→ **Prompt**: When you copy the data, keep every line exactly as written and skip the pictures.

+++

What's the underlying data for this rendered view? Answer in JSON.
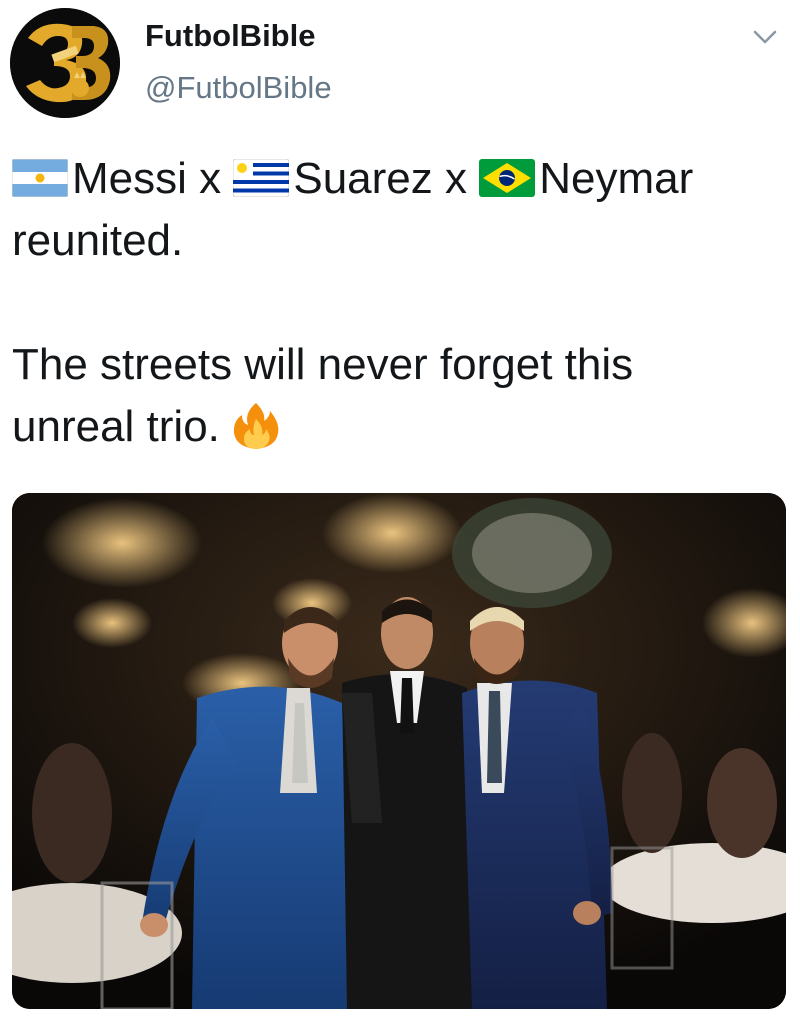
{
  "account": {
    "display_name": "FutbolBible",
    "handle": "@FutbolBible",
    "avatar_icon": "futbolbible-logo"
  },
  "tweet": {
    "line1": {
      "flag1": "argentina-flag",
      "text1": "Messi x ",
      "flag2": "uruguay-flag",
      "text2": "Suarez x ",
      "flag3": "brazil-flag",
      "text3": "Neymar"
    },
    "line2": "reunited.",
    "line3": "The streets will never forget this",
    "line4": "unreal trio.",
    "emoji": "fire-emoji"
  },
  "media": {
    "type": "photo",
    "subject": "three footballers in suits at a banquet hall with chandeliers"
  },
  "colors": {
    "text": "#14171a",
    "secondary": "#657786",
    "avatar_gold": "#e3a92a"
  }
}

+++

→ **Task output**:
What's the underlying data for this rendered view? Answer in JSON.
{
  "account": {
    "display_name": "FutbolBible",
    "handle": "@FutbolBible",
    "avatar_icon": "futbolbible-logo"
  },
  "tweet": {
    "line1": {
      "flag1": "argentina-flag",
      "text1": "Messi x ",
      "flag2": "uruguay-flag",
      "text2": "Suarez x ",
      "flag3": "brazil-flag",
      "text3": "Neymar"
    },
    "line2": "reunited.",
    "line3": "The streets will never forget this",
    "line4": "unreal trio.",
    "emoji": "fire-emoji"
  },
  "media": {
    "type": "photo",
    "subject": "three footballers in suits at a banquet hall with chandeliers"
  },
  "colors": {
    "text": "#14171a",
    "secondary": "#657786",
    "avatar_gold": "#e3a92a"
  }
}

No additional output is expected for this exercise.